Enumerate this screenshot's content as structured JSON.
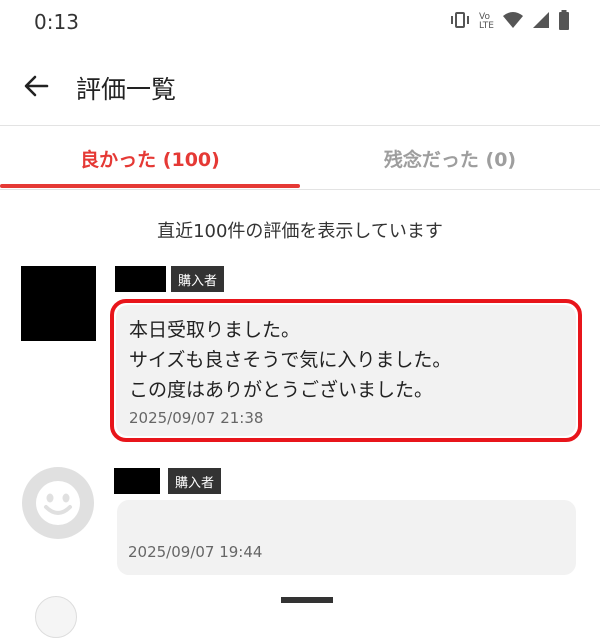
{
  "status_bar": {
    "time": "0:13",
    "icons": [
      "vibrate-icon",
      "volte-icon",
      "wifi-icon",
      "signal-icon",
      "battery-icon"
    ],
    "volte_label_top": "Vo",
    "volte_label_bottom": "LTE"
  },
  "app_bar": {
    "back_icon": "arrow-left-icon",
    "title": "評価一覧"
  },
  "tabs": [
    {
      "label": "良かった (100)",
      "active": true
    },
    {
      "label": "残念だった (0)",
      "active": false
    }
  ],
  "colors": {
    "accent": "#e53935",
    "highlight": "#e8151b",
    "bubble": "#f2f2f2"
  },
  "notice": "直近100件の評価を表示しています",
  "reviews": [
    {
      "badge": "購入者",
      "lines": [
        "本日受取りました。",
        "サイズも良さそうで気に入りました。",
        "この度はありがとうございました。"
      ],
      "date": "2025/09/07 21:38",
      "highlighted": true
    },
    {
      "badge": "購入者",
      "lines": [],
      "date": "2025/09/07 19:44",
      "highlighted": false
    }
  ]
}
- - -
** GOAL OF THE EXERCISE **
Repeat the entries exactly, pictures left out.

** SOLUTION FOR THIS EXERCISE **
Enumerate this screenshot's content as structured JSON.
{
  "status_bar": {
    "time": "0:13",
    "icons": [
      "vibrate-icon",
      "volte-icon",
      "wifi-icon",
      "signal-icon",
      "battery-icon"
    ],
    "volte_label_top": "Vo",
    "volte_label_bottom": "LTE"
  },
  "app_bar": {
    "back_icon": "arrow-left-icon",
    "title": "評価一覧"
  },
  "tabs": [
    {
      "label": "良かった (100)",
      "active": true
    },
    {
      "label": "残念だった (0)",
      "active": false
    }
  ],
  "colors": {
    "accent": "#e53935",
    "highlight": "#e8151b",
    "bubble": "#f2f2f2"
  },
  "notice": "直近100件の評価を表示しています",
  "reviews": [
    {
      "badge": "購入者",
      "lines": [
        "本日受取りました。",
        "サイズも良さそうで気に入りました。",
        "この度はありがとうございました。"
      ],
      "date": "2025/09/07 21:38",
      "highlighted": true
    },
    {
      "badge": "購入者",
      "lines": [],
      "date": "2025/09/07 19:44",
      "highlighted": false
    }
  ]
}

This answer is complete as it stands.